[[ Dataset, beginning ]]

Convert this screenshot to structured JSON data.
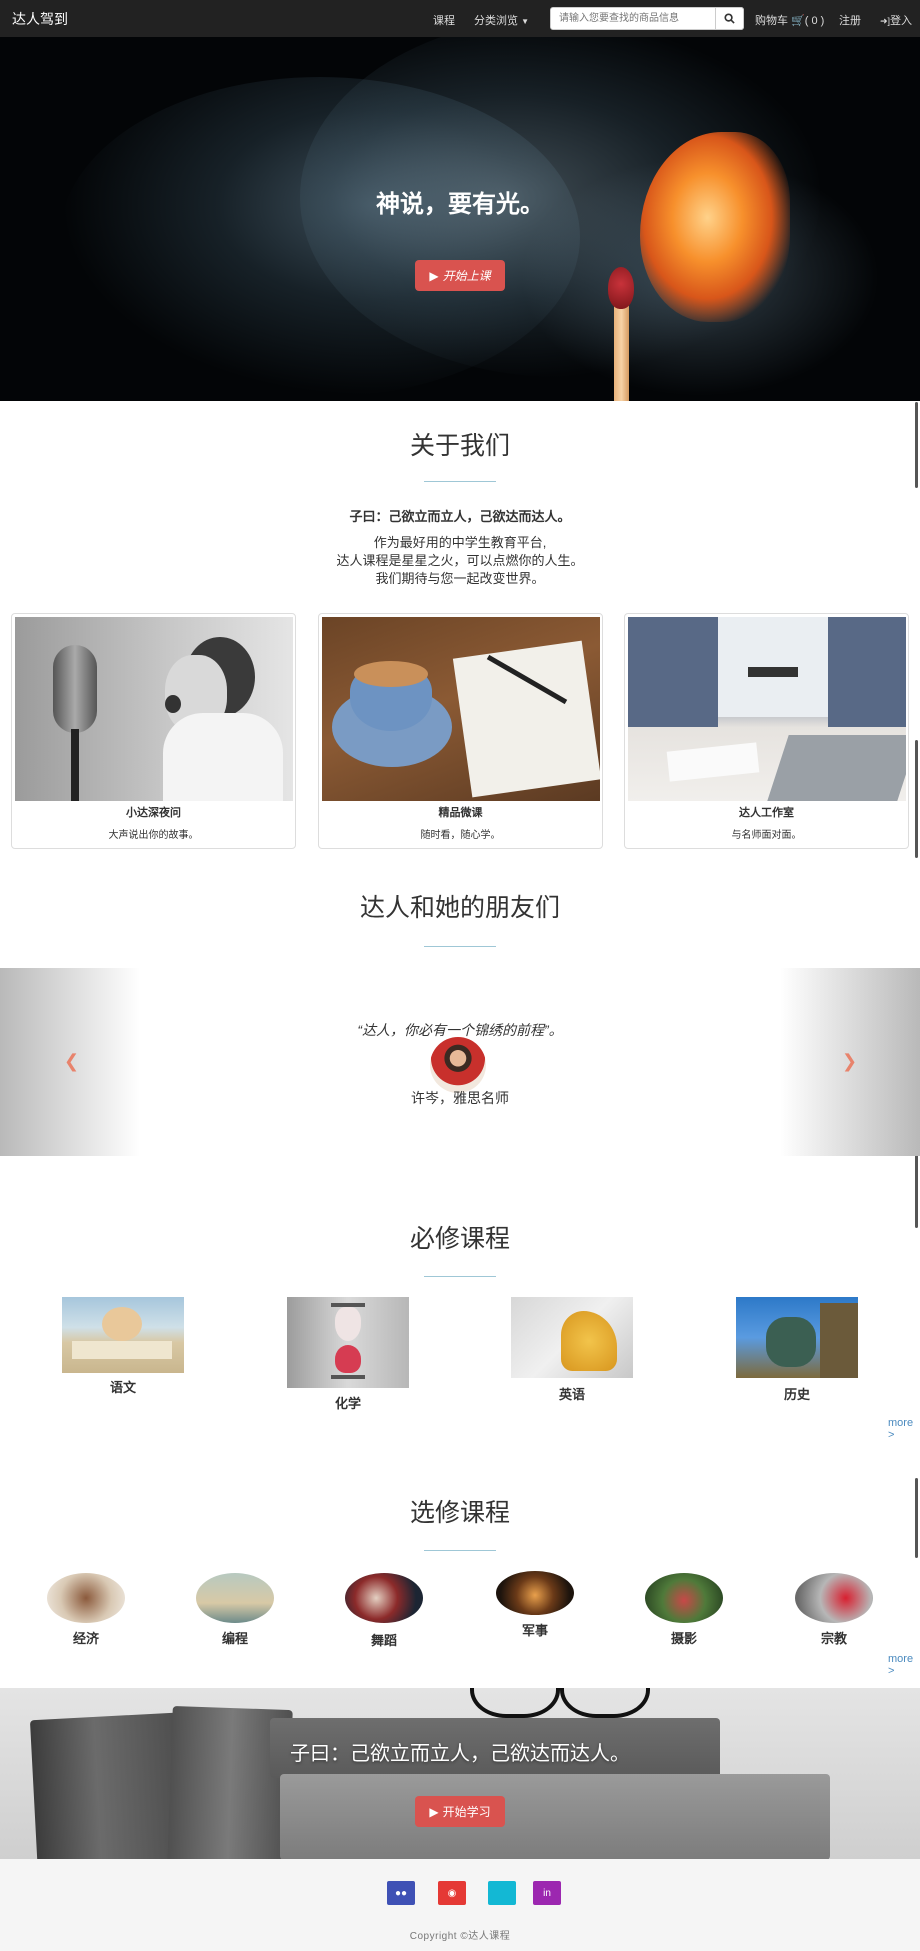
{
  "nav": {
    "brand": "达人驾到",
    "courses": "课程",
    "browse": "分类浏览",
    "search_placeholder": "请输入您要查找的商品信息",
    "cart": "购物车",
    "cart_count": "( 0 )",
    "register": "注册",
    "login": "登入"
  },
  "hero": {
    "title": "神说，要有光。",
    "button": "开始上课"
  },
  "about": {
    "title": "关于我们",
    "quote": "子曰：己欲立而立人，己欲达而达人。",
    "lines": [
      "作为最好用的中学生教育平台,",
      "达人课程是星星之火，可以点燃你的人生。",
      "我们期待与您一起改变世界。"
    ],
    "cards": [
      {
        "title": "小达深夜问",
        "text": "大声说出你的故事。"
      },
      {
        "title": "精品微课",
        "text": "随时看，随心学。"
      },
      {
        "title": "达人工作室",
        "text": "与名师面对面。"
      }
    ]
  },
  "friends": {
    "title": "达人和她的朋友们",
    "quote": "“达人，你必有一个锦绣的前程”。",
    "author": "许岑，雅思名师"
  },
  "required": {
    "title": "必修课程",
    "courses": [
      "语文",
      "化学",
      "英语",
      "历史"
    ],
    "more": "more >"
  },
  "elective": {
    "title": "选修课程",
    "courses": [
      "经济",
      "编程",
      "舞蹈",
      "军事",
      "摄影",
      "宗教"
    ],
    "more": "more >"
  },
  "banner": {
    "title": "子曰：己欲立而立人，己欲达而达人。",
    "button": "开始学习"
  },
  "footer": {
    "copyright": "Copyright ©达人课程"
  }
}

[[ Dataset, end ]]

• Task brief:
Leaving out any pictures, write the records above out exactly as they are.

• Answer space:
Convert this screenshot to structured JSON data.
{
  "nav": {
    "brand": "达人驾到",
    "courses": "课程",
    "browse": "分类浏览",
    "search_placeholder": "请输入您要查找的商品信息",
    "cart": "购物车",
    "cart_count": "( 0 )",
    "register": "注册",
    "login": "登入"
  },
  "hero": {
    "title": "神说，要有光。",
    "button": "开始上课"
  },
  "about": {
    "title": "关于我们",
    "quote": "子曰：己欲立而立人，己欲达而达人。",
    "lines": [
      "作为最好用的中学生教育平台,",
      "达人课程是星星之火，可以点燃你的人生。",
      "我们期待与您一起改变世界。"
    ],
    "cards": [
      {
        "title": "小达深夜问",
        "text": "大声说出你的故事。"
      },
      {
        "title": "精品微课",
        "text": "随时看，随心学。"
      },
      {
        "title": "达人工作室",
        "text": "与名师面对面。"
      }
    ]
  },
  "friends": {
    "title": "达人和她的朋友们",
    "quote": "“达人，你必有一个锦绣的前程”。",
    "author": "许岑，雅思名师"
  },
  "required": {
    "title": "必修课程",
    "courses": [
      "语文",
      "化学",
      "英语",
      "历史"
    ],
    "more": "more >"
  },
  "elective": {
    "title": "选修课程",
    "courses": [
      "经济",
      "编程",
      "舞蹈",
      "军事",
      "摄影",
      "宗教"
    ],
    "more": "more >"
  },
  "banner": {
    "title": "子曰：己欲立而立人，己欲达而达人。",
    "button": "开始学习"
  },
  "footer": {
    "copyright": "Copyright ©达人课程"
  }
}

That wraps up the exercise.